9 June 1995

Farms show greatest rise in rat infestation

INFESTATION by rats in England and Wales is getting worse, and farms have the highest rat populations.

The first national survey since the 1970s shows that rats have increased by 39% in homes generally, but by up to 48% in rural homes. Although the percentage in business premises has fallen from 6.5% to 5.4%, farms show up as the properties with the highest infestation rate at 42%.

However, as no farms were featured in the earlier survey it is not known if infestation on farms is deteriorating or improving.

The £50,000 survey, carried out by the Chartered Institute of Environmental Health, was funded by MAFF, the CIEH and three pest control companies.

It shows the vast majority of rat infestations occur outdoors, particularly in rural areas. The eastern region is by far the worst area, with 16.3% of all properties infested – more than double that in other parts of England and Wales. A breakdown of the figures reveals mixed and cereal farms have more rats than dairy or other livestock holdings.

Presenting the survey report on Tuesday, Graham Jukes of the CIEH warned that the rising number of rats and mice posed a serious problem of disease spread and economic damage. "We are concerned.

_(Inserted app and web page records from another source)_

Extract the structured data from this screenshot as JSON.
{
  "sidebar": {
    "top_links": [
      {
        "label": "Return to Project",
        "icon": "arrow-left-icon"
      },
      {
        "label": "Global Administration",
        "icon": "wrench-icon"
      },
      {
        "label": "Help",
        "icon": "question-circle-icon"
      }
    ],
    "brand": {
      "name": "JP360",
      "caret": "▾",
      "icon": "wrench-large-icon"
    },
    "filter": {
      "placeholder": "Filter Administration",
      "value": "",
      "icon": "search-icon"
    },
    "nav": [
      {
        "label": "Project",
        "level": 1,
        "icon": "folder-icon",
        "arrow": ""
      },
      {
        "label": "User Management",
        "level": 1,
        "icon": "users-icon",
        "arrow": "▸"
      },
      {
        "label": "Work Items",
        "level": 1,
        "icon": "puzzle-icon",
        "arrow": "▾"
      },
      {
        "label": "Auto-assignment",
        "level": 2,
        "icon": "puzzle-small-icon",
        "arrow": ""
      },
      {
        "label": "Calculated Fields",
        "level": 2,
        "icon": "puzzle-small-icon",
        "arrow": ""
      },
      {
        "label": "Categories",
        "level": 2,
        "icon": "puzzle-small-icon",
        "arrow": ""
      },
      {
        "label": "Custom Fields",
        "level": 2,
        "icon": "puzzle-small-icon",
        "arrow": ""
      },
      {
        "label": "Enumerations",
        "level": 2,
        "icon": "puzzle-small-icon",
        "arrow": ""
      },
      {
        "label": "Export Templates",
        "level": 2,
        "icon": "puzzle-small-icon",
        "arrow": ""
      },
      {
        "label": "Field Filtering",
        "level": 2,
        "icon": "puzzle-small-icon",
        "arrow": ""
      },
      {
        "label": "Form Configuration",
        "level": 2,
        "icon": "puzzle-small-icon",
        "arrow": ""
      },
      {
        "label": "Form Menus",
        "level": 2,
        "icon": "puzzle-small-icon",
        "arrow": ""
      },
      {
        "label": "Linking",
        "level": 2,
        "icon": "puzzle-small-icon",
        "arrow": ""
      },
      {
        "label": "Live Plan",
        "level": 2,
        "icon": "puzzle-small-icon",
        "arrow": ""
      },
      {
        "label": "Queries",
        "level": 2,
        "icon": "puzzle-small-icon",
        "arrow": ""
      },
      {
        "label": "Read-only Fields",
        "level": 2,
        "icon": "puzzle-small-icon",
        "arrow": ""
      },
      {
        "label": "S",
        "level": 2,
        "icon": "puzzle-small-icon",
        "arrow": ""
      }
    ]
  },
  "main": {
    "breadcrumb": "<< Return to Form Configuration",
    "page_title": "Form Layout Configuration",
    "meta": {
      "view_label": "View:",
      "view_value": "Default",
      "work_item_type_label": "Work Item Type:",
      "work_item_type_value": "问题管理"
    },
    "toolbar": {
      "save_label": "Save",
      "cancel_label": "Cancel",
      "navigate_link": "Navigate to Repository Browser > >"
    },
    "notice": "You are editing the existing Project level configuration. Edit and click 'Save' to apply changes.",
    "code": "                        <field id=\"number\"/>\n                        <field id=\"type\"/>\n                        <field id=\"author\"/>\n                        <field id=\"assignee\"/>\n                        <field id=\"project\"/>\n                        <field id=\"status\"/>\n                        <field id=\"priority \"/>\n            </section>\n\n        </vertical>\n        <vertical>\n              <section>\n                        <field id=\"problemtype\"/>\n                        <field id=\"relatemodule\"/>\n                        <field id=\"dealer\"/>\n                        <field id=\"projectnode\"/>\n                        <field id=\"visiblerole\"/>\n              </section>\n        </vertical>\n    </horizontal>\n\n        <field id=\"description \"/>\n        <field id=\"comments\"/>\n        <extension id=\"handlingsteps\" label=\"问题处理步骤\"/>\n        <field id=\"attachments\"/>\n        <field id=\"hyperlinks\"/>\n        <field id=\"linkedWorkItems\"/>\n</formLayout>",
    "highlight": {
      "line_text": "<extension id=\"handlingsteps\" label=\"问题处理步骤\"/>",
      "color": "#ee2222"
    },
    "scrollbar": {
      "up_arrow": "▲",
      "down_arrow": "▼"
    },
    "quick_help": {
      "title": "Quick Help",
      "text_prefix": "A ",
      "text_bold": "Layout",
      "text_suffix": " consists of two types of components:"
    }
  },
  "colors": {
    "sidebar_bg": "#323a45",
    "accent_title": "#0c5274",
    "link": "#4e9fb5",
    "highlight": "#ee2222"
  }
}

We dont wish this to be another scare story: This is real," he said.

Liable under Act

Adrian Meyer from the governments Central Science Laboratory, Slough, said many farmers still did not realise they were liable under the new Food Safety Act to ensure food they produced did not become contaminated.

He advised all farmers who tried to tackle infestation problems themselves to read product labels carefully.

Keeping a Jack Russell or other terrier as a "ratter" was not advisable, as dogs or cats could become infected.

Peter Bullen